A SWOT matrix to be used later for SWOT analysis. But its framework needs to be changed

Therefore, the following can be examples of strength and weakness in a business (SW):

  • High / Low liquidity
  • Access to or lack of technical and specialized knowledge
  • Owning a strong base among customers
  • A high or low share of human resource costs in the structure of business costs
  • Simple or difficult access to vital resources for businesses
  • Motivated by the high or low labor force
  • High quality or low products
  • Accessor lack of access to a powerful distribution network

By contrast, the following can be examples of opportunities and threats in a business environment (OT):

  • The fluctuation of the rial against the dollar
  • The stability or instability of the laws in the field of the activity of a business
  • The presence or absence of large rivals with state support and subsidies
  • The prevalence or prevalence of the culture of using a business’s products
  • Changes in population pyramid and demographic characteristics of the community
  • Changes in the technological infrastructure of the country
  • Advances in the field of Information Technology
  • Strengthening or weakening the country’s political relationship with other countries
  • If we put the strengths, weaknesses, opportunities, and threats in a slightly higher framework, we will come to this matrix:
  • Sample SWOT matrix completed

SWOT analysis

SWOT matrix should not be confused with SWOT analysis. This matrix is just a way to show the status of a business. But the main goal of listing strengths, weaknesses, opportunities and threats is to look at strategic options for a business.
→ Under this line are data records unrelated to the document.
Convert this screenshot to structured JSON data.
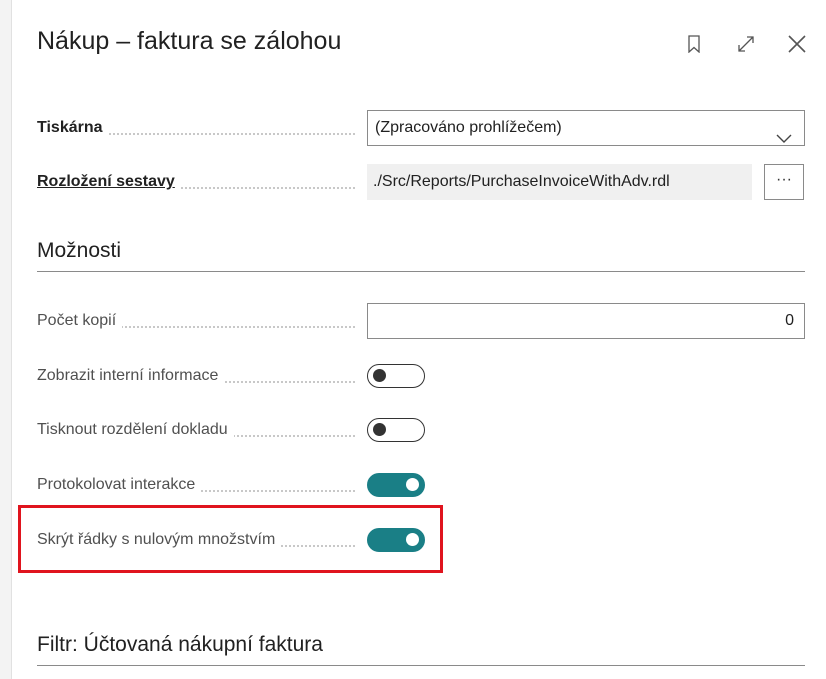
{
  "dialog": {
    "title": "Nákup – faktura se zálohou",
    "header_icons": [
      "bookmark-icon",
      "expand-icon",
      "close-icon"
    ]
  },
  "fields": {
    "printer": {
      "label": "Tiskárna",
      "value": "(Zpracováno prohlížečem)"
    },
    "layout": {
      "label": "Rozložení sestavy",
      "value": "./Src/Reports/PurchaseInvoiceWithAdv.rdl",
      "more_label": "···"
    }
  },
  "options": {
    "title": "Možnosti",
    "copies": {
      "label": "Počet kopií",
      "value": "0"
    },
    "show_internal": {
      "label": "Zobrazit interní informace",
      "state": "off"
    },
    "print_split": {
      "label": "Tisknout rozdělení dokladu",
      "state": "off"
    },
    "log_interaction": {
      "label": "Protokolovat interakce",
      "state": "on"
    },
    "hide_zero_lines": {
      "label": "Skrýt řádky s nulovým množstvím",
      "state": "on"
    }
  },
  "filter": {
    "title": "Filtr: Účtovaná nákupní faktura"
  },
  "colors": {
    "accent": "#1a7f86",
    "highlight": "#e0141e"
  }
}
Otherwise, the listing of strengths, weaknesses, opportunities and threats, by itself, can not be miraculous and influential.

For this reason, the next step after determining the components of S and W, and O and T is to consider their relationship with each other and their effect on each other:

SWOT analysis